--- Given entries ---

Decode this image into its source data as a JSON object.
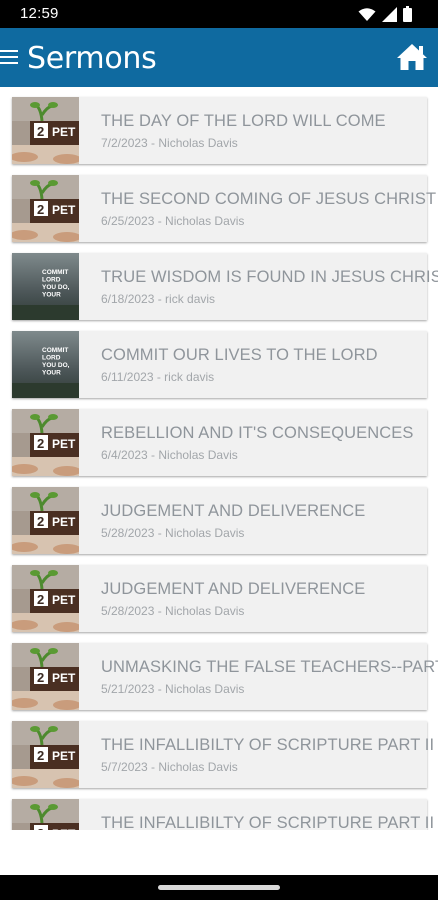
{
  "status": {
    "time": "12:59"
  },
  "header": {
    "title": "Sermons"
  },
  "colors": {
    "app_bar": "#0f6aa0",
    "card_bg": "#f1f1f1",
    "title_text": "#8f959b"
  },
  "sermons": [
    {
      "title": "THE DAY OF THE LORD WILL COME",
      "meta": "7/2/2023 - Nicholas Davis",
      "thumb": "peter-series-icon"
    },
    {
      "title": "THE SECOND COMING OF JESUS CHRIST",
      "meta": "6/25/2023 - Nicholas Davis",
      "thumb": "peter-series-icon"
    },
    {
      "title": "TRUE WISDOM IS FOUND IN JESUS CHRIST",
      "meta": "6/18/2023 - rick davis",
      "thumb": "commit-series-icon",
      "thumb_text": [
        "COMMIT",
        "LORD",
        "YOU DO,",
        "YOUR"
      ]
    },
    {
      "title": "COMMIT OUR LIVES TO THE LORD",
      "meta": "6/11/2023 - rick davis",
      "thumb": "commit-series-icon",
      "thumb_text": [
        "COMMIT",
        "LORD",
        "YOU DO,",
        "YOUR"
      ]
    },
    {
      "title": "REBELLION AND IT'S CONSEQUENCES",
      "meta": "6/4/2023 - Nicholas Davis",
      "thumb": "peter-series-icon"
    },
    {
      "title": "JUDGEMENT AND DELIVERENCE",
      "meta": "5/28/2023 - Nicholas Davis",
      "thumb": "peter-series-icon"
    },
    {
      "title": "JUDGEMENT AND DELIVERENCE",
      "meta": "5/28/2023 - Nicholas Davis",
      "thumb": "peter-series-icon"
    },
    {
      "title": "UNMASKING THE FALSE TEACHERS--PART II",
      "meta": "5/21/2023 - Nicholas Davis",
      "thumb": "peter-series-icon"
    },
    {
      "title": "THE INFALLIBILTY OF SCRIPTURE PART II",
      "meta": "5/7/2023 - Nicholas Davis",
      "thumb": "peter-series-icon"
    },
    {
      "title": "THE INFALLIBILTY OF SCRIPTURE PART II",
      "meta": "",
      "thumb": "peter-series-icon"
    }
  ],
  "peter_thumb_text": {
    "number": "2",
    "letters": "PET"
  }
}
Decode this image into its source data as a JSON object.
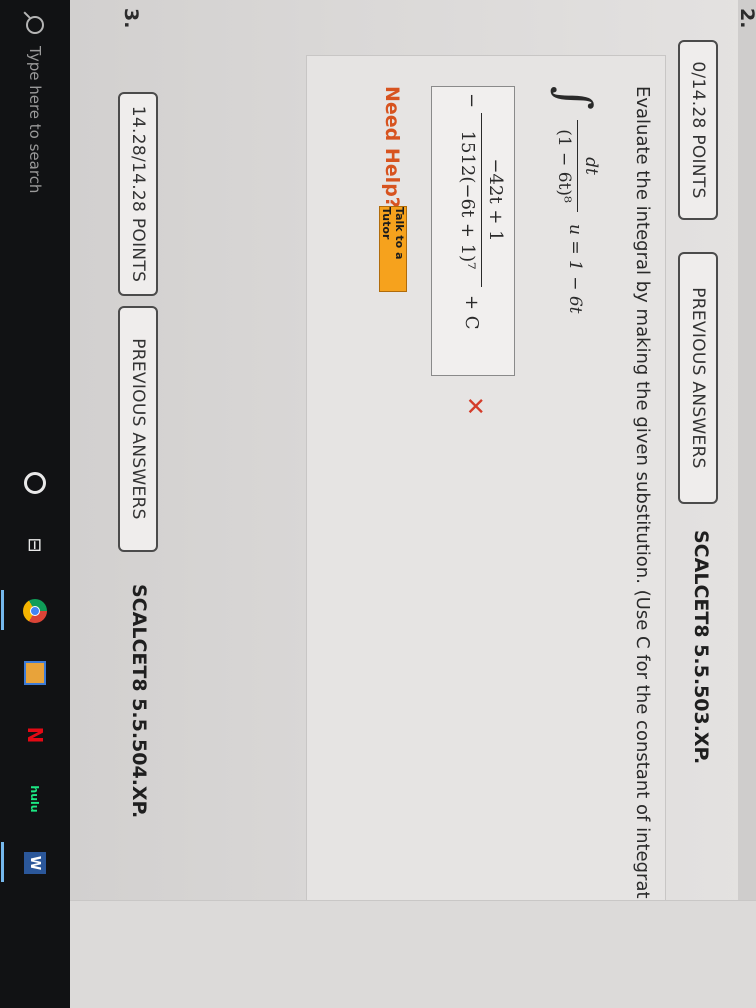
{
  "question2": {
    "number": "2.",
    "points": "0/14.28 POINTS",
    "previous_answers": "PREVIOUS ANSWERS",
    "id": "SCALCET8 5.5.503.XP.",
    "prompt": "Evaluate the integral by making the given substitution. (Use C for the constant of integration.)",
    "integral": {
      "sign": "∫",
      "numerator": "dt",
      "denominator": "(1 − 6t)⁸",
      "substitution": "u = 1 − 6t"
    },
    "answer": {
      "minus": "−",
      "numerator": "−42t + 1",
      "denominator": "1512(−6t + 1)⁷",
      "tail": "+ C"
    },
    "result_icon": "✕",
    "need_help": "Need Help?",
    "tutor_button": "Talk to a Tutor"
  },
  "question3": {
    "number": "3.",
    "points": "14.28/14.28 POINTS",
    "previous_answers": "PREVIOUS ANSWERS",
    "id": "SCALCET8 5.5.504.XP."
  },
  "taskbar": {
    "search_placeholder": "Type here to search",
    "taskview_glyph": "⊟",
    "netflix_glyph": "N",
    "hulu_glyph": "hulu",
    "word_glyph": "W"
  },
  "colors": {
    "need_help": "#d7531f",
    "tutor_button": "#f6a21d",
    "wrong_mark": "#d43c2a",
    "taskbar": "#111214"
  }
}
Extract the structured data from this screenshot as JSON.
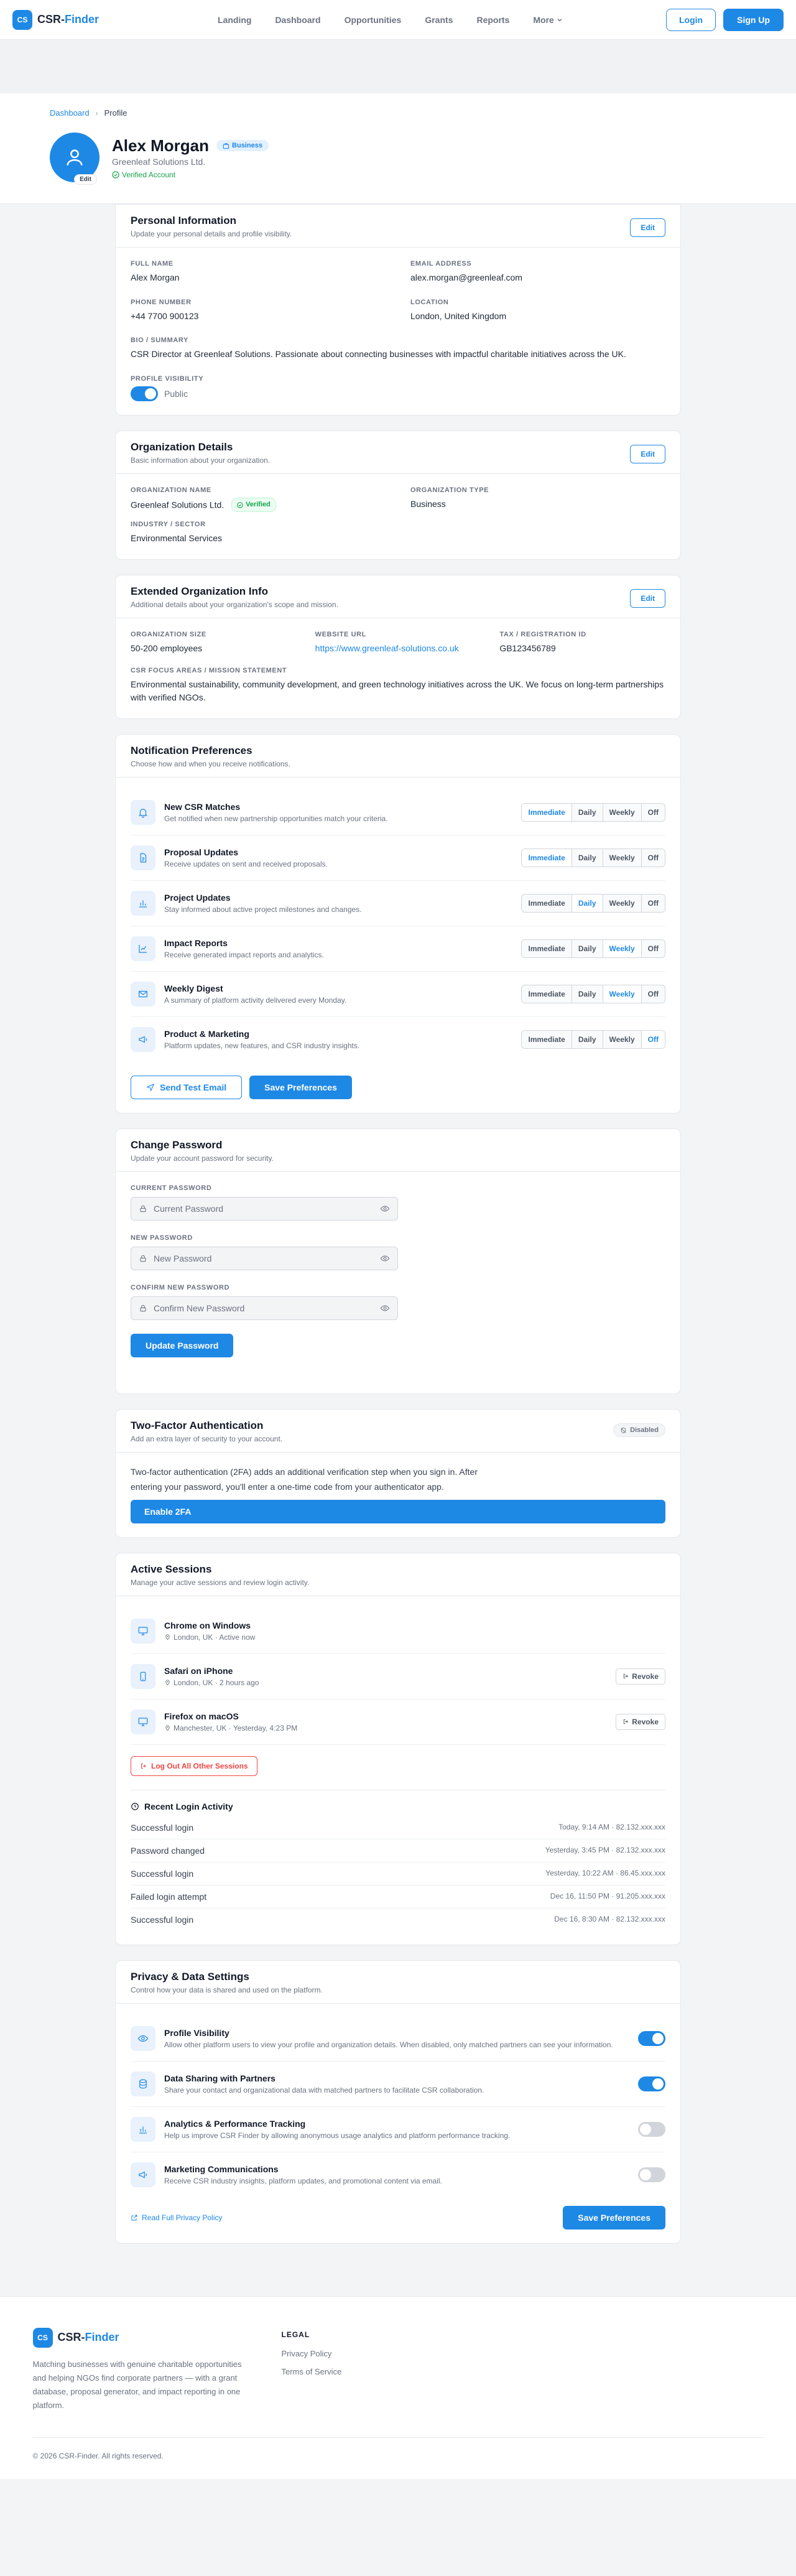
{
  "nav": {
    "brand_mark": "CS",
    "brand_part1": "CSR-",
    "brand_part2": "Finder",
    "links": [
      "Landing",
      "Dashboard",
      "Opportunities",
      "Grants",
      "Reports",
      "More"
    ],
    "login": "Login",
    "signup": "Sign Up"
  },
  "breadcrumb": {
    "home": "Dashboard",
    "current": "Profile"
  },
  "profile": {
    "name": "Alex Morgan",
    "role_badge": "Business",
    "organization": "Greenleaf Solutions Ltd.",
    "verified": "Verified Account",
    "avatar_edit": "Edit"
  },
  "personal": {
    "title": "Personal Information",
    "subtitle": "Update your personal details and profile visibility.",
    "edit": "Edit",
    "full_name_label": "Full Name",
    "full_name": "Alex Morgan",
    "email_label": "Email Address",
    "email": "alex.morgan@greenleaf.com",
    "phone_label": "Phone Number",
    "phone": "+44 7700 900123",
    "location_label": "Location",
    "location": "London, United Kingdom",
    "bio_label": "Bio / Summary",
    "bio": "CSR Director at Greenleaf Solutions. Passionate about connecting businesses with impactful charitable initiatives across the UK.",
    "visibility_label": "Profile Visibility",
    "visibility": "Public"
  },
  "org": {
    "title": "Organization Details",
    "subtitle": "Basic information about your organization.",
    "edit": "Edit",
    "name_label": "Organization Name",
    "name": "Greenleaf Solutions Ltd.",
    "verified": "Verified",
    "type_label": "Organization Type",
    "type": "Business",
    "industry_label": "Industry / Sector",
    "industry": "Environmental Services"
  },
  "ext": {
    "title": "Extended Organization Info",
    "subtitle": "Additional details about your organization's scope and mission.",
    "edit": "Edit",
    "size_label": "Organization Size",
    "size": "50-200 employees",
    "website_label": "Website URL",
    "website": "https://www.greenleaf-solutions.co.uk",
    "tax_label": "Tax / Registration ID",
    "tax": "GB123456789",
    "focus_label": "CSR Focus Areas / Mission Statement",
    "focus": "Environmental sustainability, community development, and green technology initiatives across the UK. We focus on long-term partnerships with verified NGOs."
  },
  "notifications": {
    "title": "Notification Preferences",
    "subtitle": "Choose how and when you receive notifications.",
    "options": [
      "Immediate",
      "Daily",
      "Weekly",
      "Off"
    ],
    "items": [
      {
        "title": "New CSR Matches",
        "desc": "Get notified when new partnership opportunities match your criteria.",
        "selected": "Immediate"
      },
      {
        "title": "Proposal Updates",
        "desc": "Receive updates on sent and received proposals.",
        "selected": "Immediate"
      },
      {
        "title": "Project Updates",
        "desc": "Stay informed about active project milestones and changes.",
        "selected": "Daily"
      },
      {
        "title": "Impact Reports",
        "desc": "Receive generated impact reports and analytics.",
        "selected": "Weekly"
      },
      {
        "title": "Weekly Digest",
        "desc": "A summary of platform activity delivered every Monday.",
        "selected": "Weekly"
      },
      {
        "title": "Product & Marketing",
        "desc": "Platform updates, new features, and CSR industry insights.",
        "selected": "Off"
      }
    ],
    "test_email": "Send Test Email",
    "save": "Save Preferences"
  },
  "password": {
    "title": "Change Password",
    "subtitle": "Update your account password for security.",
    "current_label": "Current Password",
    "current_placeholder": "Current Password",
    "new_label": "New Password",
    "new_placeholder": "New Password",
    "confirm_label": "Confirm New Password",
    "confirm_placeholder": "Confirm New Password",
    "submit": "Update Password"
  },
  "twofa": {
    "title": "Two-Factor Authentication",
    "subtitle": "Add an extra layer of security to your account.",
    "status": "Disabled",
    "text": "Two-factor authentication (2FA) adds an additional verification step when you sign in. After entering your password, you'll enter a one-time code from your authenticator app.",
    "enable": "Enable 2FA"
  },
  "sessions": {
    "title": "Active Sessions",
    "subtitle": "Manage your active sessions and review login activity.",
    "items": [
      {
        "device": "Chrome on Windows",
        "meta": "London, UK · Active now",
        "revoke": ""
      },
      {
        "device": "Safari on iPhone",
        "meta": "London, UK · 2 hours ago",
        "revoke": "Revoke"
      },
      {
        "device": "Firefox on macOS",
        "meta": "Manchester, UK · Yesterday, 4:23 PM",
        "revoke": "Revoke"
      }
    ],
    "logout_all": "Log Out All Other Sessions",
    "activity_title": "Recent Login Activity",
    "activity": [
      {
        "event": "Successful login",
        "meta": "Today, 9:14 AM · 82.132.xxx.xxx"
      },
      {
        "event": "Password changed",
        "meta": "Yesterday, 3:45 PM · 82.132.xxx.xxx"
      },
      {
        "event": "Successful login",
        "meta": "Yesterday, 10:22 AM · 86.45.xxx.xxx"
      },
      {
        "event": "Failed login attempt",
        "meta": "Dec 16, 11:50 PM · 91.205.xxx.xxx"
      },
      {
        "event": "Successful login",
        "meta": "Dec 16, 8:30 AM · 82.132.xxx.xxx"
      }
    ]
  },
  "privacy": {
    "title": "Privacy & Data Settings",
    "subtitle": "Control how your data is shared and used on the platform.",
    "items": [
      {
        "title": "Profile Visibility",
        "desc": "Allow other platform users to view your profile and organization details. When disabled, only matched partners can see your information.",
        "on": true
      },
      {
        "title": "Data Sharing with Partners",
        "desc": "Share your contact and organizational data with matched partners to facilitate CSR collaboration.",
        "on": true
      },
      {
        "title": "Analytics & Performance Tracking",
        "desc": "Help us improve CSR Finder by allowing anonymous usage analytics and platform performance tracking.",
        "on": false
      },
      {
        "title": "Marketing Communications",
        "desc": "Receive CSR industry insights, platform updates, and promotional content via email.",
        "on": false
      }
    ],
    "policy_link": "Read Full Privacy Policy",
    "save": "Save Preferences"
  },
  "footer": {
    "description": "Matching businesses with genuine charitable opportunities and helping NGOs find corporate partners — with a grant database, proposal generator, and impact reporting in one platform.",
    "legal_heading": "LEGAL",
    "privacy_policy": "Privacy Policy",
    "terms": "Terms of Service",
    "copyright": "© 2026 CSR-Finder. All rights reserved."
  },
  "colors": {
    "primary": "#1e88e5",
    "success": "#16a34a",
    "danger": "#ef4444"
  }
}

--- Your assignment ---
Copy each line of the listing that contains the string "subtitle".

--- Task response ---
    "subtitle": "Update your personal details and profile visibility.",
    "subtitle": "Basic information about your organization.",
    "subtitle": "Additional details about your organization's scope and mission.",
    "subtitle": "Choose how and when you receive notifications.",
    "subtitle": "Update your account password for security.",
    "subtitle": "Add an extra layer of security to your account.",
    "subtitle": "Manage your active sessions and review login activity.",
    "subtitle": "Control how your data is shared and used on the platform.",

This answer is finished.